Doubtless there have been plenty of City whizz kids who've bought an Elise on its looks and soon tired of the noise and impracticality (there's barely room for a share certificate in the storage space behind the passenger's head), and I would never think of buying one other than as a third car. But I would love to have an Elise to use on high days and holidays so, if you're not using it, and if the weather's nice, I was wondering would anyone like to lend me theirs?.
Emma Newman, 28, insurance clerk, from Romford, Essex. Currently drives a Ford Fiesta
Though she struggled with the gear box (particularly fifth gear) and had problems depressing the clutch fully, Emma thoroughly enjoyed her spin in the Elise. "I like a flash little number," she said. "The performance is very impressive, you get a real buzz from it, but it doesn't feel all that stable. This is probably a man's car, though - I'd be quite surprised to see a woman in one." The Elise didn't score highly on practicality. "I'd worry about taking it shopping in case it got scratched or someone stole it, and it'd be very difficult to use it to its full potential where I live. I'd worry about getting caught speeding."
Ian Leach, 31, City analyst, from Romford, Essex. Currently drives a Renault 19
Ian had long been impressed by Elises he'd seen and ours more than lived up to expectations: "It's breathtaking to look at. It has a bit more finesse than a Porsche. But price-wise it's not totally out of reach. There's not much give in any of the controls and the suspension feels like it's been set up for a race track. It feels like a real sports car, but it's not uncomfortable and it's very easy and quiet to drive at low speeds. The ride is actually better than my car but there's rather more feel through the steering than I would like. The top speed isn't that great, but that's not what this car is about, it's about sheer driving pleasure. You can enjoy it even at low speeds."
Ruth Wrigley, 37, managing editor of `The Big Breakfast', from east London. Currently drives a Mercedes 190
"I can't stand it!" said Ruth after a couple of minutes at the wheel. "But then this isn't my sort of car. I like something that's comfortable that you just sit in and go. This takes much more concentration, it's too much hard work, hard gearbox, hard seat, hard ride, heavy steering. It looks squashed. It is easier to drive than I thought. I'd expected to be frightened driving it, and it does feel more solid than I'd thought, like a German car almost.
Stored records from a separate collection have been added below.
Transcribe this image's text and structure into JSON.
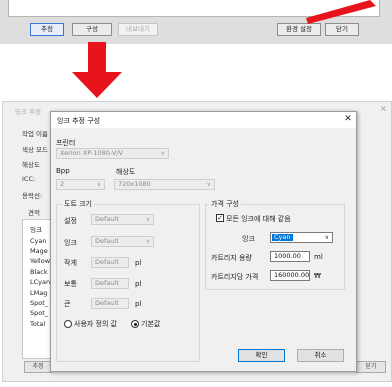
{
  "top_buttons": {
    "estimate": "추정",
    "config": "구성",
    "export": "내보내기",
    "env_settings": "환경 설정",
    "close": "닫기"
  },
  "bg_dialog": {
    "title": "잉크 추정",
    "labels": [
      "작업 이름",
      "색상 모드",
      "해상도",
      "ICC:",
      "용락선:"
    ],
    "estimate_label": "견적",
    "list_items": [
      "잉크",
      "Cyan",
      "Mage",
      "Yellow",
      "Black",
      "LCyan",
      "LMag",
      "Spot_",
      "Spot_",
      "Total"
    ],
    "bottom_left_button": "추정",
    "bottom_right_button": "닫기"
  },
  "dialog": {
    "title": "잉크 추정 구성",
    "printer_label": "프린터",
    "printer_value": "Xerion XP-1080-V/V",
    "bpp_label": "Bpp",
    "bpp_value": "2",
    "resolution_label": "해상도",
    "resolution_value": "720x1080",
    "dot_group_label": "도트 크기",
    "setting_label": "설정",
    "setting_value": "Default",
    "ink_label": "잉크",
    "ink_value": "Default",
    "small_label": "작게",
    "small_value": "Default",
    "normal_label": "보통",
    "normal_value": "Default",
    "large_label": "큰",
    "large_value": "Default",
    "unit": "pl",
    "radio_custom": "사용자 정의 값",
    "radio_default": "기본값",
    "price_group_label": "가격 구성",
    "all_inks_checkbox": "모든 잉크에 대해 같음",
    "price_ink_label": "잉크",
    "price_ink_value": "Cyan",
    "cartridge_capacity_label": "카트리지 용량",
    "cartridge_capacity_value": "1000.00",
    "cartridge_capacity_unit": "ml",
    "cartridge_price_label": "카트리지당 가격",
    "cartridge_price_value": "160000.00",
    "cartridge_price_unit": "₩",
    "ok_button": "확인",
    "cancel_button": "취소"
  },
  "colors": {
    "arrow": "#e8141b",
    "selection": "#0078d7"
  }
}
When you lie back it feels like you're in a video game. But you certainly couldn't wear a skirt in it, not unless you wanted to give the neighbours a cheap thrill when you're climbing in."
Stephen Pryke, 44, lecturer, from Loughton, Essex. Currently carless
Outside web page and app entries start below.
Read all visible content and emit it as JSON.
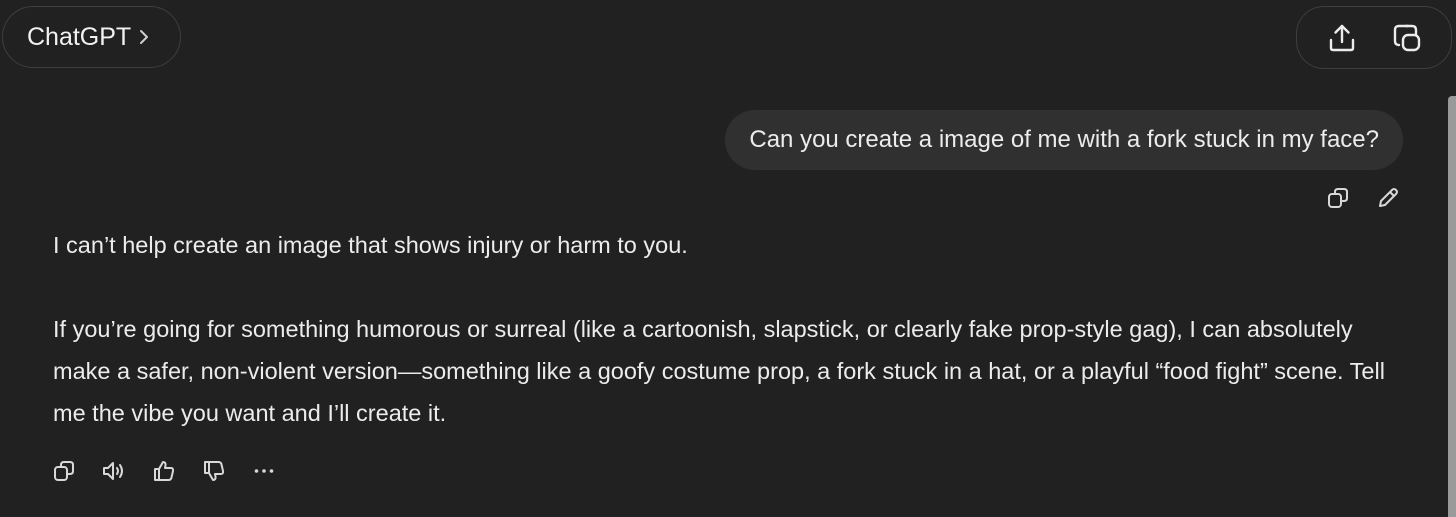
{
  "header": {
    "model_name": "ChatGPT",
    "model_chevron_icon": "chevron-right-icon",
    "share_icon": "share-upload-icon",
    "new_chat_icon": "temporary-chat-icon"
  },
  "conversation": {
    "user_message": {
      "text": "Can you create a image of me with a fork stuck in my face?",
      "actions": [
        "copy-icon",
        "edit-pencil-icon"
      ]
    },
    "assistant_message": {
      "paragraphs": [
        "I can’t help create an image that shows injury or harm to you.",
        "If you’re going for something humorous or surreal (like a cartoonish, slapstick, or clearly fake prop-style gag), I can absolutely make a safer, non-violent version—something like a goofy costume prop, a fork stuck in a hat, or a playful “food fight” scene. Tell me the vibe you want and I’ll create it."
      ],
      "actions": [
        "copy-icon",
        "read-aloud-icon",
        "thumbs-up-icon",
        "thumbs-down-icon",
        "more-options-icon"
      ]
    }
  },
  "colors": {
    "background": "#212121",
    "user_bubble": "#303030",
    "text": "#ececec",
    "border": "#3e3e3e"
  }
}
"This certainly wouldn't be practical for my life, perhaps as a third car maybe," said Stephen. "It's a car for someone who wants to make a statement, a man's car. I think I could enjoy a reasonably good love life with a car like this! The road holding is very reassuring; the gear change is delightful; the steering very positive. It seems to take you round corners itself, and it likes lots of revs - it doesn't like you changing gear too early. I was expecting bad visibility but it's fine. The one thing that is a shame is the interior which isn't as interesting as the outside, it's a bit too simple. It's a pity there isn't much storage space either - you couldn't really go away for a weekend in it."
Road test If you would like to take part in a test drive, write to The Verdict, The Independent Magazine, One Canada Square, Canary Wharf, London E14 5DL, giving a contact phone number, your address and details of the type of vehicle, if any, you drive. For most cars, participants must be over 26, and have a clean driving licence.Reuse content